As Opal Lee has said, Juneteenth is ‘not a Texas thing or a black thing. It’s an American thing.’ The integration of black and white historical narratives will not weaken American identity, but will broaden and strengthen it. The binary of white and black liberty has been perpetuated in politics and culture for far too long.

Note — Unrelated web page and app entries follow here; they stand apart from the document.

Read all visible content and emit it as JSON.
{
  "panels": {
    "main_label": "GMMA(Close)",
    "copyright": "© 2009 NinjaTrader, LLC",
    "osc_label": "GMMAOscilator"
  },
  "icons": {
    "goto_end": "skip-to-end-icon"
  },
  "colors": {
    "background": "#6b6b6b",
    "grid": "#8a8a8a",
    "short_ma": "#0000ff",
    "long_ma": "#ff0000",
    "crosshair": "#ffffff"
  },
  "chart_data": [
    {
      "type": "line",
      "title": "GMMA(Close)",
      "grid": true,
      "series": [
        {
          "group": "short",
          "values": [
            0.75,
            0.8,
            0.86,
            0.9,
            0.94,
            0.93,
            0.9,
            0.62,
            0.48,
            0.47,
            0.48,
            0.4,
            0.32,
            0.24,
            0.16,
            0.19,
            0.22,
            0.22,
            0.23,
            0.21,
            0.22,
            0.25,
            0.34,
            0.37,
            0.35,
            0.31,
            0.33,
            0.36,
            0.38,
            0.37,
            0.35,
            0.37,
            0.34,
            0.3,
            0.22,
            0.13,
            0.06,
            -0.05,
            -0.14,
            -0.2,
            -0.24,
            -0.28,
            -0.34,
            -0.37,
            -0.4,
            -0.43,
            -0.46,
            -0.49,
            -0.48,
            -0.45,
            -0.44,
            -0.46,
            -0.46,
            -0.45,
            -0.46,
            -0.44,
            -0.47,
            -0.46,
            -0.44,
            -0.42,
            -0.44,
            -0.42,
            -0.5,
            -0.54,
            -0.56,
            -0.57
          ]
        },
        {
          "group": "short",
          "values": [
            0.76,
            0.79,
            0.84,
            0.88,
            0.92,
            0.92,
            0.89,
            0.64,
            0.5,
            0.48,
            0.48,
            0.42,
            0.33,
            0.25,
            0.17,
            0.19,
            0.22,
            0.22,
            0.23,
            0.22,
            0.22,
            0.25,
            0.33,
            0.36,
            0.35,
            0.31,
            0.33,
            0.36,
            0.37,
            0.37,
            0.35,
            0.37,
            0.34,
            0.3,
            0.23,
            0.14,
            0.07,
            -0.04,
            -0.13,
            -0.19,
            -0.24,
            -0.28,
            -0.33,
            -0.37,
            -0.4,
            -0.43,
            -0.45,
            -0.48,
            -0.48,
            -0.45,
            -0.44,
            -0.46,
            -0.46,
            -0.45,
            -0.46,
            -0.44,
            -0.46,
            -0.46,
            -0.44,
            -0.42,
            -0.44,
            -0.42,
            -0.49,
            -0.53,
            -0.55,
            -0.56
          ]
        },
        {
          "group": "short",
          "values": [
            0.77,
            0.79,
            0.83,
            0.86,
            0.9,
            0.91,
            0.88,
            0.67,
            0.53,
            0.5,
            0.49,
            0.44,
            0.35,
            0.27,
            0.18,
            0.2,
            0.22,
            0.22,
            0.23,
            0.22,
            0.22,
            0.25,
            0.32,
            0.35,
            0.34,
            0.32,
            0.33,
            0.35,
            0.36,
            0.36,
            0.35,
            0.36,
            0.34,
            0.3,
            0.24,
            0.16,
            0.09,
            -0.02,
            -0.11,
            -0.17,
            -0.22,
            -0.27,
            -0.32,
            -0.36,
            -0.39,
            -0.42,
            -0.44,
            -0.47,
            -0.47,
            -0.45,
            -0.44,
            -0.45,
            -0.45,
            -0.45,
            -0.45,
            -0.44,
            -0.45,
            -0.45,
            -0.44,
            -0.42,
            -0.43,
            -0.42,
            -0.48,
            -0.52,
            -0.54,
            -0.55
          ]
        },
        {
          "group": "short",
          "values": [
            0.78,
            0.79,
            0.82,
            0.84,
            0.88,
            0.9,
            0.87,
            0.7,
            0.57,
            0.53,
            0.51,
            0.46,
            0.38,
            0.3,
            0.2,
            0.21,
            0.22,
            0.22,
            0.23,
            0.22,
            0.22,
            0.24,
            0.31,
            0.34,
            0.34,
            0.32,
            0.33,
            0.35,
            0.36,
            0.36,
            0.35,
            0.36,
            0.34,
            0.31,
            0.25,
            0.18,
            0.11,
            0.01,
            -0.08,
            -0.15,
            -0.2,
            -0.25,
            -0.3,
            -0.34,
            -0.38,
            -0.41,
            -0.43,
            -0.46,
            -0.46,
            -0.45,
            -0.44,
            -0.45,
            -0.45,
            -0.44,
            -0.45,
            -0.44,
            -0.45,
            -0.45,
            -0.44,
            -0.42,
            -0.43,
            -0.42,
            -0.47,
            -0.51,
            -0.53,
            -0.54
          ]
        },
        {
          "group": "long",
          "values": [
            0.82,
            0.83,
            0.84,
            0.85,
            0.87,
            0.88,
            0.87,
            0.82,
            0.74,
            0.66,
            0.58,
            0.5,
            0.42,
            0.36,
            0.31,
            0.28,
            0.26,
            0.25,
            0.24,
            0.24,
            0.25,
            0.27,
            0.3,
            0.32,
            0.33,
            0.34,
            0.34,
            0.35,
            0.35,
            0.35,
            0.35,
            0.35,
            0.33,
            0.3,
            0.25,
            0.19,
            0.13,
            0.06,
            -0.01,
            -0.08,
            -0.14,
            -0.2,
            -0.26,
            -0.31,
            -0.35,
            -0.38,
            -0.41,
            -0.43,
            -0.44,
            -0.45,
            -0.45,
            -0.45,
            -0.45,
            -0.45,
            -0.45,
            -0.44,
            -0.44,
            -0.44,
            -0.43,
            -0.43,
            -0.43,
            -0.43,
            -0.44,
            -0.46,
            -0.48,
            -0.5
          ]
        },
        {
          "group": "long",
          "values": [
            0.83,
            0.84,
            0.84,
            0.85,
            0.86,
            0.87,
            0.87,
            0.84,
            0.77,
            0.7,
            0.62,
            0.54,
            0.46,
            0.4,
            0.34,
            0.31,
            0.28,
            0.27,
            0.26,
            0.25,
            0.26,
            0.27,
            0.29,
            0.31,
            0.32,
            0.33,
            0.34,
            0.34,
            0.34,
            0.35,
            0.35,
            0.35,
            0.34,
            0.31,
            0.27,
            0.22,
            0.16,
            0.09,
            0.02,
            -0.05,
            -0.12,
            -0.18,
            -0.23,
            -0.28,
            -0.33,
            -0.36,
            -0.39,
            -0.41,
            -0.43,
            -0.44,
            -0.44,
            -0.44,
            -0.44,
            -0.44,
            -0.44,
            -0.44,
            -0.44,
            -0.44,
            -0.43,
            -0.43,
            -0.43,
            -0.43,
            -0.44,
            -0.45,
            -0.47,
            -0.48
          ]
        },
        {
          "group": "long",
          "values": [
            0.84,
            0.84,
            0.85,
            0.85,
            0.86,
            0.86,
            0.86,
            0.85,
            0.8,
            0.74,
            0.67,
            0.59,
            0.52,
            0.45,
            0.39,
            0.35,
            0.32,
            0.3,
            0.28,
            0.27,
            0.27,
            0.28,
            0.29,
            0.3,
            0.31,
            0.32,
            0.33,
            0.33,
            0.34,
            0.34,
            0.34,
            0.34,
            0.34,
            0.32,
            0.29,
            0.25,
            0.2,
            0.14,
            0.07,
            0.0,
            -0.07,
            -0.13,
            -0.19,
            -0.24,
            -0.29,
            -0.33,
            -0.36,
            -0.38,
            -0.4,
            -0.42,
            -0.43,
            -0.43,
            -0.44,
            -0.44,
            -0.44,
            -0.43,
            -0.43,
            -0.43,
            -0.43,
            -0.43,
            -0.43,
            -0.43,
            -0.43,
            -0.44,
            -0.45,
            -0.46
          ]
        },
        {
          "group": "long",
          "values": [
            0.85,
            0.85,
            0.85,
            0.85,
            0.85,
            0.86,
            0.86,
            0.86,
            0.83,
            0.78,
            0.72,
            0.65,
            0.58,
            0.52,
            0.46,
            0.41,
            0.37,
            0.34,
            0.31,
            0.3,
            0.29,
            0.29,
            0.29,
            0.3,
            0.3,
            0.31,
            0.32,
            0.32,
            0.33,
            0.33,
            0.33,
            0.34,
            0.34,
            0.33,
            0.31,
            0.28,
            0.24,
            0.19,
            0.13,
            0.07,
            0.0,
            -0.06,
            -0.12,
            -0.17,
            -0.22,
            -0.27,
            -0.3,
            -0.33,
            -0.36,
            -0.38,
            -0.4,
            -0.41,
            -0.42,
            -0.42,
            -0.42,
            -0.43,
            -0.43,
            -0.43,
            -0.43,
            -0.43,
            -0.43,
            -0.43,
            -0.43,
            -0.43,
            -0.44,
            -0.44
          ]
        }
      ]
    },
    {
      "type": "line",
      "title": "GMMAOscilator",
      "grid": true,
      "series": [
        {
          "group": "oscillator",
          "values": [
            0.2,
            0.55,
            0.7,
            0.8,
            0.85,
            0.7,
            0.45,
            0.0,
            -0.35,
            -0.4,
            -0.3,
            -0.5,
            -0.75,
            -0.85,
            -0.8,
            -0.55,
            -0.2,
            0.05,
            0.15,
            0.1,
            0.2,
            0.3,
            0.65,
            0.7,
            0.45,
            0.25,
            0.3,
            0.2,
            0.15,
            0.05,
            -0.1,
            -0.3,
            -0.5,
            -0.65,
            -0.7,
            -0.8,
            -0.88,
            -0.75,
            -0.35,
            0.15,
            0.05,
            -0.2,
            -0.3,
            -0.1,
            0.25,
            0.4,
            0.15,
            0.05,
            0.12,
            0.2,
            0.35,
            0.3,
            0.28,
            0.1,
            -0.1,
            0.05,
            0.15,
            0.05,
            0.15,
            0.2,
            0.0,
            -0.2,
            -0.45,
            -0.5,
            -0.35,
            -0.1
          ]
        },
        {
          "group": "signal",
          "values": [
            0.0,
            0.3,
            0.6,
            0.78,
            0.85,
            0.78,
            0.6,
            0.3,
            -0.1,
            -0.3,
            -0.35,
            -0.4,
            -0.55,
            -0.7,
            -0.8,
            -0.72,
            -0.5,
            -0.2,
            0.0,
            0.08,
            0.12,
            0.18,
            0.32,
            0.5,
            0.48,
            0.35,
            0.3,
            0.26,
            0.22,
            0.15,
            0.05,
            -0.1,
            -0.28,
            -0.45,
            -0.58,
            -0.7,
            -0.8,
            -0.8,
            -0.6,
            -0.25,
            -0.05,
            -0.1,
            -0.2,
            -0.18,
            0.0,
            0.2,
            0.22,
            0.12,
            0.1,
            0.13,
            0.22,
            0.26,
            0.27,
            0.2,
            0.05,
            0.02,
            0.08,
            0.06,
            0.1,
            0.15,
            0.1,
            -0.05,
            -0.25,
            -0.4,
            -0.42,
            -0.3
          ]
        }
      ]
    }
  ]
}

To fix this, we need to directly confront the past, and challenge the cultural acceptance of white history as the national default. 


Frederick Douglass, “What to the Slave Is the Fourth of July?” Michigan Citizen (Highland Park, Mich.), 2009.

Alyssa Lukpat, ‘These 14 House Republicans Voted Against a Juneteenth Federal Holiday’, The New York Times (17th June 2021) [accessed at https://www.nytimes.com/2021/06/17/us/republicans-against-juneteenth.html on 06/07/2021

Justin McCarthy, ‘Most Americans Know About the Juneteenth Holiday’, Gallup News (15th June 2021) [accessed at https://news.gallup.com/poll/351041/americans-know-juneteenth-holiday.aspx on 06/07/2021]

Gary B Nash, ‘Reverberations of Haiti in the American North: Black Saint Dominguans in Philadelphia.’ Pennsylvania History: A Journal of Mid-Atlantic Studies, vol. 65, 1998, pp. 44–73. 

Manisha Sinha, ‘To “cast Just Obliquy” on Oppressors: Black Radicalism in the Age of Revolution.(Forum).’ The William and Mary Quarterly 64.1, 2007, pp.149-160

Jim Waterson, ‘Proms row: Johnson calls for end to ‘cringing embarrassment’ over UK history’, The Guardian (25th August 2020) [accessed at https://www.theguardian.com/music/2020/aug/25/boris-johnson-scolds-bbc-over-suggestion-proms-would-drop-rule-britannia on 06/07/2021]

‘What is Juneteenth, America’s newest national holiday?’ The Economist (18th June 2021) [accessed at https://www.economist.com/the-economist-explains/2021/06/18/what-is-juneteenth-americas-newest-national-holiday on 06/07/2021]

‘Juneteenth: What is the newest US holiday and how is it celebrated?’, BBC News (18th June 2021) [accessed at https://www.bbc.co.uk/news/world-us-canada-57515192 on 06/07/21]